- The big string that comes next must be tuned to a D.
5. How To Tune a Banjo Without a Tuner?
Without an electronic tuner, tuning is quite simple. Using the other techniques mentioned above, you can tune without a tuner, including tuning to other instruments by ear and tuning with strings.
Can a guitar tuner be used to tune a banjo?
If you have a chromatic tuner, which allows you to tune any instrument that generates a chromatic sound, you can tune a banjo using a guitar tuner.
What if you play it alone?
If you’re playing it alone, you’ll tune it to the kind of music you want to perform, and if you’re in a band, your band instruments will determine how you want to tune it.
Why is a five string Banjo preferred?
Five-string: This creates the lovely and distinctive music for which the banjo is known. To tune your strings correctly, you should learn them.
Every banjo player’s first and most crucial step is tuning their instrument. The right notes must be learned to play the best banjo pickup well. You need to tune it to attempt to understand the banjo. Choose your preferred tuning technique—we advise using an electronic tuner—and keep practicing and studying the banjo because, as any banjo player can attest, learning never ends.
I am Rosario Beltran Jr. After more than five years of playing classical piano, I now aggregate musical instruments for Axreview.com. Most people have dreams of owning a musical instrument, but it is not easy to achieve this dream.
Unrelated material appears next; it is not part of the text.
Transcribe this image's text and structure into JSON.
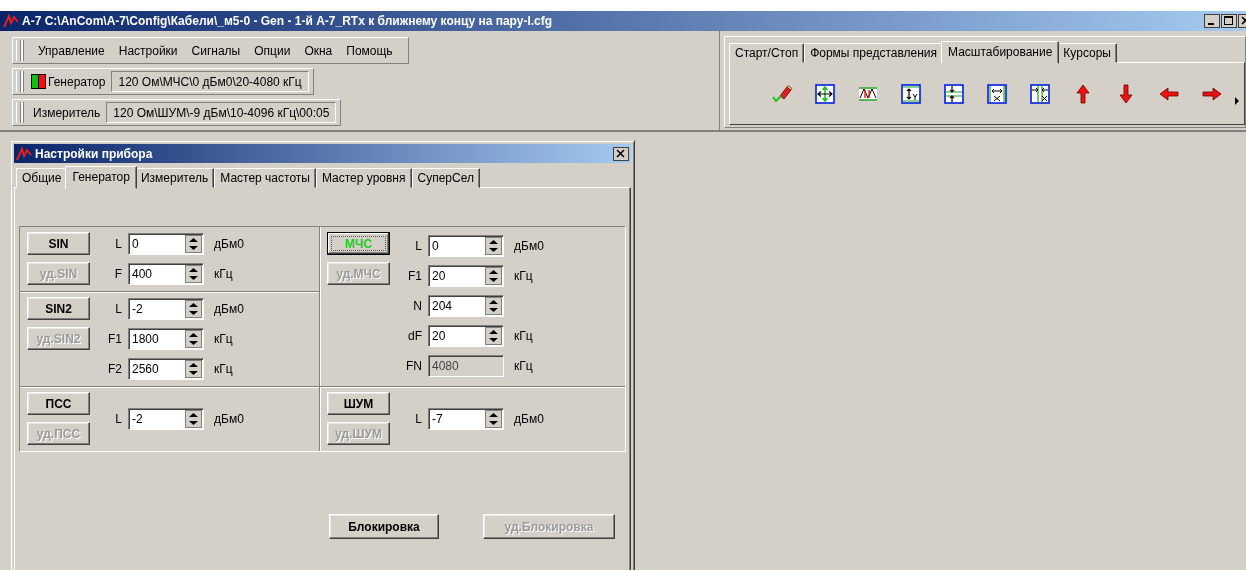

That is why I am here to help you, and I believe my reviews will be helpful for you.